Following his investigation into experimental music and sound recording in Records Ruin the Landscape, Grubbs turns his attention to the live performance of improvised music with an altogether different form of writing. Now that the audience is assembled is a book-length prose poem that describes a fictional musical performance during which an unnamed musician improvises the construction of a series of invented instruments before an audience that is alternately contemplative, participatory, disputatious, and asleep. Over the course of this phantasmagorical all-night concert, repeated interruptions take the form of in-depth discussions and musical demonstrations. Both a work of literature and a study of music, Now that the audience is assembled explores the categories of improvised music, solo performance, text scores, instrument building, aesthetic deskilling and reskilling, and the odd fate of the composer in experimental music.
David Grubbs is Distinguished Professor of Music at Brooklyn College and The Graduate Center, CUNY. He is the author of Good night the pleasure was ours, The Voice in the Headphones, Now that the audience is assembled, and Records Ruin the Landscape: John Cage, the Sixties, and Sound Recording (all published by Duke University Press) as well as the collaborative artists’ books Simultaneous Soloists (with Anthony McCall, Pioneer Works Press) and Projectile (with Reto Geiser and John Sparagana, Drag City).
Grubbs has released fifteen solo albums and appeared on more than 200 releases. In 2000, his The Spectrum Between (Drag City) was named “Album of the Year” in the London Sunday Times. He is known for his ongoing cross-disciplinary collaborations with poet Susan Howe and visual artists Anthony McCall and Angela Bulloch, and his work has been presented at, among other venues, the Solomon R. Guggenheim Museum, MoMA, the Tate Modern, and the Centre Pompidou. Grubbs was a member of the groups Gastr del Sol, Bastro, and Squirrel Bait, and has performed with Tony Conrad, Pauline Oliveros, Luc Ferrari, Will Oldham, Loren Connors, the Red Krayola, Royal Trux, and many others.
Ute Kanngiesser is a London based cellist and composer from Germany. Over the years, she has carefully deconstructed her classical roots and almost exclusively performs unscripted, improvised music. Much of her work has evolved in relationship with other art forms such as film, poetry, dance, and site specific performance.
Cafe Oto has been her musical home since its beginnings and where she has collaborated with a wide spectrum of local and visiting artists. She has also performed at Whitstable Biennale, The Serpentine Gallery, Tate Modern, the V&A and international festivals.
Northern Irish (and London-based) guitarist and ‘magnetic and vibrating sources’ player Ross Lambert, has in his own words, the following fundamental and simultaneous approaches to live performance: to play as though it was both the first time and also the last; and to able to differentiate between what is good and worth conserving and what is not.
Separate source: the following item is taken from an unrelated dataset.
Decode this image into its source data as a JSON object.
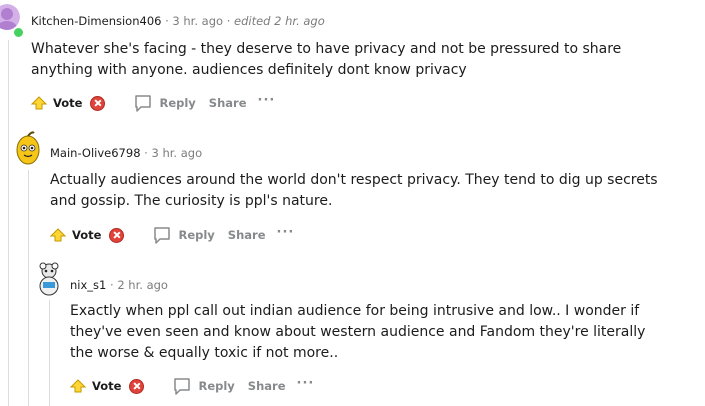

Ross has been involved in, initiated and been a connector between a very wide variety of improvisatory music since his first exposure and (immediate) commitment to it, in Sheffield via Derek Bailey during the mid-1980s. Although under-recorded (he claims ‘by choice’), Ross has worked with a huge number of musicians from around the world, including Tetuzi Akiyama, Ami Yoshida, Jean-Luc Guionnet, Paul Hession, Rhodri Davies, John Butcher and Evan Parker, as well as his close friends Eddie Prevost, Seymour Wright, and Sebastian Lexer.